(Element data from apps and pages)
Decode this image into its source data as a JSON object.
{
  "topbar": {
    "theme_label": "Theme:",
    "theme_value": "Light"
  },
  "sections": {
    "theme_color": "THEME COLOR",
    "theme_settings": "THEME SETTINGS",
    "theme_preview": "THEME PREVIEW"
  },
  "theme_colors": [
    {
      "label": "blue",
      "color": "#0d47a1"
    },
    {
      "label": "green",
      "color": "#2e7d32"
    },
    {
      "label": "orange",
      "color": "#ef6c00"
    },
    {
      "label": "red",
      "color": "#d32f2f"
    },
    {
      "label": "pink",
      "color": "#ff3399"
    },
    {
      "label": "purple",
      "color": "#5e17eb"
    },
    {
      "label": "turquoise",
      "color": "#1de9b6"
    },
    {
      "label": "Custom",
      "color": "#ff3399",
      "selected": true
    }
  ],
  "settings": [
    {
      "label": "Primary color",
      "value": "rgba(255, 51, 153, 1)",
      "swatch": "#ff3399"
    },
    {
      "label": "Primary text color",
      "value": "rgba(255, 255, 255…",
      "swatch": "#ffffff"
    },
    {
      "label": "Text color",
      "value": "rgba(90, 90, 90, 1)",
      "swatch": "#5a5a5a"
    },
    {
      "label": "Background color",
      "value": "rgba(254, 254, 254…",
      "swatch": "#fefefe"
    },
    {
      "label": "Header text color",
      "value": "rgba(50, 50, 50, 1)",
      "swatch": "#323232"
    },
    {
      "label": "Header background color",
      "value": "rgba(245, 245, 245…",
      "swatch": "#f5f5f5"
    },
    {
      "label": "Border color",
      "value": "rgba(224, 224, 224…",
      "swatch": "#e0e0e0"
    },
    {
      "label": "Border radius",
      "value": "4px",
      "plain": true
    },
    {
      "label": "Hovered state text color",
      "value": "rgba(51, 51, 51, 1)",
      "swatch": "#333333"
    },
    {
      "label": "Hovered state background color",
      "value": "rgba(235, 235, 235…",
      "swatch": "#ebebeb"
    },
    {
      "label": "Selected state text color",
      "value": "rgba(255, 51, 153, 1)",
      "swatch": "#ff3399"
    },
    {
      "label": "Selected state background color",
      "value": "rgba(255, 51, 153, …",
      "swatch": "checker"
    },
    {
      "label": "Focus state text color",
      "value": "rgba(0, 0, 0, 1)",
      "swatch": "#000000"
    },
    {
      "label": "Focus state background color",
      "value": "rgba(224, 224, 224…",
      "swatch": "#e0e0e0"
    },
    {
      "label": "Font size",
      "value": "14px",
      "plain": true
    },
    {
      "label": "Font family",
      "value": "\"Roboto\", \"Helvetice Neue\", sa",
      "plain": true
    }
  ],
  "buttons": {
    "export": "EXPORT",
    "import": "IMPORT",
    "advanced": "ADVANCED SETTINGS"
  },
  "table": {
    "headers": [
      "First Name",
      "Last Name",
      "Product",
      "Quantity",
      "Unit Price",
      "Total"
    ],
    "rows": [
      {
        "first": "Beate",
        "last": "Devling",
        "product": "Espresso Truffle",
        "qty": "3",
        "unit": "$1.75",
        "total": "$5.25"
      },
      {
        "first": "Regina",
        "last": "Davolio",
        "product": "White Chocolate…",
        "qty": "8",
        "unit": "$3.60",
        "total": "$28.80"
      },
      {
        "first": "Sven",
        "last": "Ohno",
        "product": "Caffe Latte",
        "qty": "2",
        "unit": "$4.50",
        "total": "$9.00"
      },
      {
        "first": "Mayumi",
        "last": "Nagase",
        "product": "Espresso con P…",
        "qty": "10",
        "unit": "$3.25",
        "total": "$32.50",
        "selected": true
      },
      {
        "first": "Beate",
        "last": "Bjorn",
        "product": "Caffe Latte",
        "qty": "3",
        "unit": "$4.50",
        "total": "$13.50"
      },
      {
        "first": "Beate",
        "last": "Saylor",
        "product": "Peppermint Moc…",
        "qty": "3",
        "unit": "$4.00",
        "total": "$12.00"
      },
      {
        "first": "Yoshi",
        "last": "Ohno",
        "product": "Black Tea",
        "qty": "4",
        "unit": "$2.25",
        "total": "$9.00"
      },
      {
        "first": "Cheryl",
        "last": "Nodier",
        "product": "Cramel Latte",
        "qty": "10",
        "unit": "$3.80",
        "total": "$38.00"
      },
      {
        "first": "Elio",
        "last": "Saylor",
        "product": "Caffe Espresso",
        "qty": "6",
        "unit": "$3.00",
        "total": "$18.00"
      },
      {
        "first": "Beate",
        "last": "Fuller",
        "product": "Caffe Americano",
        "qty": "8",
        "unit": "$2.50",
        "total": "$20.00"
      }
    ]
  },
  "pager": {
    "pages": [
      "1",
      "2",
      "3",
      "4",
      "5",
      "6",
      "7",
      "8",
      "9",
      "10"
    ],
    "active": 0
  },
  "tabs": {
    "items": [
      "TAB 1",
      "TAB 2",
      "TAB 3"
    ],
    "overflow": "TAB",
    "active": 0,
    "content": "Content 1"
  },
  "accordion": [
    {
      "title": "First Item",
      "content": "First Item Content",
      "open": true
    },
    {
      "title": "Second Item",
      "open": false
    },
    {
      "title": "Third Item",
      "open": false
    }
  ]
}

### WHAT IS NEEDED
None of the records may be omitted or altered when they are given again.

### OUTPUT
Decode this image into its source data as a JSON object.
{
  "topbar": {
    "theme_label": "Theme:",
    "theme_value": "Light"
  },
  "sections": {
    "theme_color": "THEME COLOR",
    "theme_settings": "THEME SETTINGS",
    "theme_preview": "THEME PREVIEW"
  },
  "theme_colors": [
    {
      "label": "blue",
      "color": "#0d47a1"
    },
    {
      "label": "green",
      "color": "#2e7d32"
    },
    {
      "label": "orange",
      "color": "#ef6c00"
    },
    {
      "label": "red",
      "color": "#d32f2f"
    },
    {
      "label": "pink",
      "color": "#ff3399"
    },
    {
      "label": "purple",
      "color": "#5e17eb"
    },
    {
      "label": "turquoise",
      "color": "#1de9b6"
    },
    {
      "label": "Custom",
      "color": "#ff3399",
      "selected": true
    }
  ],
  "settings": [
    {
      "label": "Primary color",
      "value": "rgba(255, 51, 153, 1)",
      "swatch": "#ff3399"
    },
    {
      "label": "Primary text color",
      "value": "rgba(255, 255, 255…",
      "swatch": "#ffffff"
    },
    {
      "label": "Text color",
      "value": "rgba(90, 90, 90, 1)",
      "swatch": "#5a5a5a"
    },
    {
      "label": "Background color",
      "value": "rgba(254, 254, 254…",
      "swatch": "#fefefe"
    },
    {
      "label": "Header text color",
      "value": "rgba(50, 50, 50, 1)",
      "swatch": "#323232"
    },
    {
      "label": "Header background color",
      "value": "rgba(245, 245, 245…",
      "swatch": "#f5f5f5"
    },
    {
      "label": "Border color",
      "value": "rgba(224, 224, 224…",
      "swatch": "#e0e0e0"
    },
    {
      "label": "Border radius",
      "value": "4px",
      "plain": true
    },
    {
      "label": "Hovered state text color",
      "value": "rgba(51, 51, 51, 1)",
      "swatch": "#333333"
    },
    {
      "label": "Hovered state background color",
      "value": "rgba(235, 235, 235…",
      "swatch": "#ebebeb"
    },
    {
      "label": "Selected state text color",
      "value": "rgba(255, 51, 153, 1)",
      "swatch": "#ff3399"
    },
    {
      "label": "Selected state background color",
      "value": "rgba(255, 51, 153, …",
      "swatch": "checker"
    },
    {
      "label": "Focus state text color",
      "value": "rgba(0, 0, 0, 1)",
      "swatch": "#000000"
    },
    {
      "label": "Focus state background color",
      "value": "rgba(224, 224, 224…",
      "swatch": "#e0e0e0"
    },
    {
      "label": "Font size",
      "value": "14px",
      "plain": true
    },
    {
      "label": "Font family",
      "value": "\"Roboto\", \"Helvetice Neue\", sa",
      "plain": true
    }
  ],
  "buttons": {
    "export": "EXPORT",
    "import": "IMPORT",
    "advanced": "ADVANCED SETTINGS"
  },
  "table": {
    "headers": [
      "First Name",
      "Last Name",
      "Product",
      "Quantity",
      "Unit Price",
      "Total"
    ],
    "rows": [
      {
        "first": "Beate",
        "last": "Devling",
        "product": "Espresso Truffle",
        "qty": "3",
        "unit": "$1.75",
        "total": "$5.25"
      },
      {
        "first": "Regina",
        "last": "Davolio",
        "product": "White Chocolate…",
        "qty": "8",
        "unit": "$3.60",
        "total": "$28.80"
      },
      {
        "first": "Sven",
        "last": "Ohno",
        "product": "Caffe Latte",
        "qty": "2",
        "unit": "$4.50",
        "total": "$9.00"
      },
      {
        "first": "Mayumi",
        "last": "Nagase",
        "product": "Espresso con P…",
        "qty": "10",
        "unit": "$3.25",
        "total": "$32.50",
        "selected": true
      },
      {
        "first": "Beate",
        "last": "Bjorn",
        "product": "Caffe Latte",
        "qty": "3",
        "unit": "$4.50",
        "total": "$13.50"
      },
      {
        "first": "Beate",
        "last": "Saylor",
        "product": "Peppermint Moc…",
        "qty": "3",
        "unit": "$4.00",
        "total": "$12.00"
      },
      {
        "first": "Yoshi",
        "last": "Ohno",
        "product": "Black Tea",
        "qty": "4",
        "unit": "$2.25",
        "total": "$9.00"
      },
      {
        "first": "Cheryl",
        "last": "Nodier",
        "product": "Cramel Latte",
        "qty": "10",
        "unit": "$3.80",
        "total": "$38.00"
      },
      {
        "first": "Elio",
        "last": "Saylor",
        "product": "Caffe Espresso",
        "qty": "6",
        "unit": "$3.00",
        "total": "$18.00"
      },
      {
        "first": "Beate",
        "last": "Fuller",
        "product": "Caffe Americano",
        "qty": "8",
        "unit": "$2.50",
        "total": "$20.00"
      }
    ]
  },
  "pager": {
    "pages": [
      "1",
      "2",
      "3",
      "4",
      "5",
      "6",
      "7",
      "8",
      "9",
      "10"
    ],
    "active": 0
  },
  "tabs": {
    "items": [
      "TAB 1",
      "TAB 2",
      "TAB 3"
    ],
    "overflow": "TAB",
    "active": 0,
    "content": "Content 1"
  },
  "accordion": [
    {
      "title": "First Item",
      "content": "First Item Content",
      "open": true
    },
    {
      "title": "Second Item",
      "open": false
    },
    {
      "title": "Third Item",
      "open": false
    }
  ]
}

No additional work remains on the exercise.